*** Opening of PROVIDED MATERIAL ***

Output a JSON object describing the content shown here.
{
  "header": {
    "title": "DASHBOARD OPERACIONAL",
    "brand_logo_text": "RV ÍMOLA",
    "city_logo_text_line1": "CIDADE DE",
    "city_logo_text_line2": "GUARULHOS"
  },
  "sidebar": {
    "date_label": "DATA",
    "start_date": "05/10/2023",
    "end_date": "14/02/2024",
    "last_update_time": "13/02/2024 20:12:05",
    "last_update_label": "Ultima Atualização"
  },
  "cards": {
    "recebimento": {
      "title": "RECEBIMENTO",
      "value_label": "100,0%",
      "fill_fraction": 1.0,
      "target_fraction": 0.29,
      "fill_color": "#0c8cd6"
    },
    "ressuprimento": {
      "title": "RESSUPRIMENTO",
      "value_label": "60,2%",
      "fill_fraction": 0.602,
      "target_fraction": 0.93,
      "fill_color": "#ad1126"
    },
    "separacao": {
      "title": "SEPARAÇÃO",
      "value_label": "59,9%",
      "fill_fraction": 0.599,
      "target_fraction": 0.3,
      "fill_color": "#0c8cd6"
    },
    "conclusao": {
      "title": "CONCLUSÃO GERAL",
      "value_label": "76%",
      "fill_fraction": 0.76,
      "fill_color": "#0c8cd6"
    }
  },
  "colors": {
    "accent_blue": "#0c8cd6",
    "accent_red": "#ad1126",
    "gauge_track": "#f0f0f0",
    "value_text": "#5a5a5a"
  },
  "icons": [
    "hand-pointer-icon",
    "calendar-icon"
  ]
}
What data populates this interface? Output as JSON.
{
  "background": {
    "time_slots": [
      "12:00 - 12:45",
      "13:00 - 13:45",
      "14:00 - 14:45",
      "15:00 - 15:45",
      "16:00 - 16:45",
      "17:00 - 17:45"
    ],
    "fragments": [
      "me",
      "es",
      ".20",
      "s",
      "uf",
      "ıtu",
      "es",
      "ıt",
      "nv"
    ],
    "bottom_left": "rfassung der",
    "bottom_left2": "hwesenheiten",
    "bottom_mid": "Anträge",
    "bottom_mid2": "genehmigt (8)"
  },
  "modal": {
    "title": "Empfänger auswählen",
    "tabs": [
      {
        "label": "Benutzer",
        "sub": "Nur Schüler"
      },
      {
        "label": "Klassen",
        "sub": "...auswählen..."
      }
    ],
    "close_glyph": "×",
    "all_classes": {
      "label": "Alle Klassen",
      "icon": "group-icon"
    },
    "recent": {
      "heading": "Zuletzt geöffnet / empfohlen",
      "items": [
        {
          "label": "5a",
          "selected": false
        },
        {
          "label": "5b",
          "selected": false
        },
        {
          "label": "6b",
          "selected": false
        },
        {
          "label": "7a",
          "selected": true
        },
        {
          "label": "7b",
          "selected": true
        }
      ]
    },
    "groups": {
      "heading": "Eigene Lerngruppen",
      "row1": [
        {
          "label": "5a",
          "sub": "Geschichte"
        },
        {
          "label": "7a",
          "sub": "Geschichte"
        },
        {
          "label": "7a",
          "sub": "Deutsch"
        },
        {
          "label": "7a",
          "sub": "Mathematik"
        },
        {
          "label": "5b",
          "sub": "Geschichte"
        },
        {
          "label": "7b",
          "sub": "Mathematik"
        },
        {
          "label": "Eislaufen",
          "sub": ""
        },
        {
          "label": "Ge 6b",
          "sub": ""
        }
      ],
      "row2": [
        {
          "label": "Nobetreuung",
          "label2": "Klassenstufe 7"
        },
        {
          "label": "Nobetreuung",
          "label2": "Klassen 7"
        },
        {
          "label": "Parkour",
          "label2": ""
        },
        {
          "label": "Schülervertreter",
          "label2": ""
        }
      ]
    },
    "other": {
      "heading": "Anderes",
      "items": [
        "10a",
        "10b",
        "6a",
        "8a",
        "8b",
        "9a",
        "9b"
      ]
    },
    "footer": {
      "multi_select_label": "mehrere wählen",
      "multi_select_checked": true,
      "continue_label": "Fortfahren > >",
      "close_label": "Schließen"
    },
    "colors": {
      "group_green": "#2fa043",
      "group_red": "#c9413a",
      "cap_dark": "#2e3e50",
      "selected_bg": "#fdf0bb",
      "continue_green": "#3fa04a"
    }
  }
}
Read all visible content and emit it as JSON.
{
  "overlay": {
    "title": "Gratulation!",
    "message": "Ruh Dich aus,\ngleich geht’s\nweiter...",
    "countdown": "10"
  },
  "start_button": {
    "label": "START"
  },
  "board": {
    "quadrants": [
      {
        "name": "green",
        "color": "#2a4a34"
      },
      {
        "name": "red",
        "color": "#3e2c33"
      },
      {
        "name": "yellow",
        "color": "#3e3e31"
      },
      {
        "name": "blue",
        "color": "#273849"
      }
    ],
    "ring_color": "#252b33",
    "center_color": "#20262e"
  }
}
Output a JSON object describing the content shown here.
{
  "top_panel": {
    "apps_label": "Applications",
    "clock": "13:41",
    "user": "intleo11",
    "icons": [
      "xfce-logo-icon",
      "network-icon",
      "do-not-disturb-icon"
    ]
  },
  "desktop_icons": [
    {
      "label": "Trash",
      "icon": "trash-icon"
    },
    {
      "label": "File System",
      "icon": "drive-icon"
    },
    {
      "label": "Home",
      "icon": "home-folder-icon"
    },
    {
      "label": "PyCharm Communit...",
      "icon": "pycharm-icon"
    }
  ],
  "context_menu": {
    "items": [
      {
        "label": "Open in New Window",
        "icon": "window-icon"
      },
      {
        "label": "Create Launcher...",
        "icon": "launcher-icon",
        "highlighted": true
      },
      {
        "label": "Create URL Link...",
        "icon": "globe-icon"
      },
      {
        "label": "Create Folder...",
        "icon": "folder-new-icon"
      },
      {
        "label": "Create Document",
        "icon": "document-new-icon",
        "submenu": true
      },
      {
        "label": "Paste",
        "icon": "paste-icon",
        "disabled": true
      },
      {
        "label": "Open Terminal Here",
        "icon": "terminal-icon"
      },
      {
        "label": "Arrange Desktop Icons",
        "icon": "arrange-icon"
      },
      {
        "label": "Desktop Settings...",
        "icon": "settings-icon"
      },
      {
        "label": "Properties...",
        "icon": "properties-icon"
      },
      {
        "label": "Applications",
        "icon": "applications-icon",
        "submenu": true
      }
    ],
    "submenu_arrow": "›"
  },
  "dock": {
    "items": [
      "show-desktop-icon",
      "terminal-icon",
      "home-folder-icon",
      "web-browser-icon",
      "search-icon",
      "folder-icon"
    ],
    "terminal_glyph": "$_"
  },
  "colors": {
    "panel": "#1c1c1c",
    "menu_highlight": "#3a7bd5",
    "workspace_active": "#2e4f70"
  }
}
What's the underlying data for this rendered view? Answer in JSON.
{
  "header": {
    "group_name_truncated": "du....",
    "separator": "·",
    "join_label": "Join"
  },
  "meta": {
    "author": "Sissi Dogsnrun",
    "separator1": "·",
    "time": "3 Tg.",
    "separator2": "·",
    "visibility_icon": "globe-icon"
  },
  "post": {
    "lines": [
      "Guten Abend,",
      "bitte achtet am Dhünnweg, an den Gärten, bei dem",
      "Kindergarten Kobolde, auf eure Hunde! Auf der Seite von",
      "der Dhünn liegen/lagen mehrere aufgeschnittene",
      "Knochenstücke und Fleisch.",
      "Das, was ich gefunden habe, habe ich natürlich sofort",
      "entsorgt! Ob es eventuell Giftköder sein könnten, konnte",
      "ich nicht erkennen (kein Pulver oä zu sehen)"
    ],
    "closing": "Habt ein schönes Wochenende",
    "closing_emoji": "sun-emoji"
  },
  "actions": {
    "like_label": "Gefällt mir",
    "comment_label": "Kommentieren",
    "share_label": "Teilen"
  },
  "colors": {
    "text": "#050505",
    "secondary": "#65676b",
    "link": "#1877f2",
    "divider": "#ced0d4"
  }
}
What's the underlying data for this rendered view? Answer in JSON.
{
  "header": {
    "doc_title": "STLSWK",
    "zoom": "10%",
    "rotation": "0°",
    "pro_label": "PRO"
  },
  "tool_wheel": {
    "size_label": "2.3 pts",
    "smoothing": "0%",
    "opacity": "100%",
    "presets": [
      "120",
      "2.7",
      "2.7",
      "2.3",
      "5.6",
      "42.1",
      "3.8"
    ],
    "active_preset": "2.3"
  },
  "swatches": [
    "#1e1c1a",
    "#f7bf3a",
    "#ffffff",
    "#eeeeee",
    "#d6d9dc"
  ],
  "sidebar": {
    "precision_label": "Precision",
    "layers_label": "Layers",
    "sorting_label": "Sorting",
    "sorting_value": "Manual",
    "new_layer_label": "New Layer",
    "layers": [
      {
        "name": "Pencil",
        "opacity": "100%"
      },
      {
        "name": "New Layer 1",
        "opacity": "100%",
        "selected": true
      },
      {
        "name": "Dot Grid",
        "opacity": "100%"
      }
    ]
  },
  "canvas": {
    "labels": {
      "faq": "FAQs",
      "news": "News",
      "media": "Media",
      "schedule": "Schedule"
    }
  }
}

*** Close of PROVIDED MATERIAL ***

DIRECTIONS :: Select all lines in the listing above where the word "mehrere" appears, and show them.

SOLUTION TO THIS TASK ::
      "multi_select_label": "mehrere wählen",
      "der Dhünn liegen/lagen mehrere aufgeschnittene",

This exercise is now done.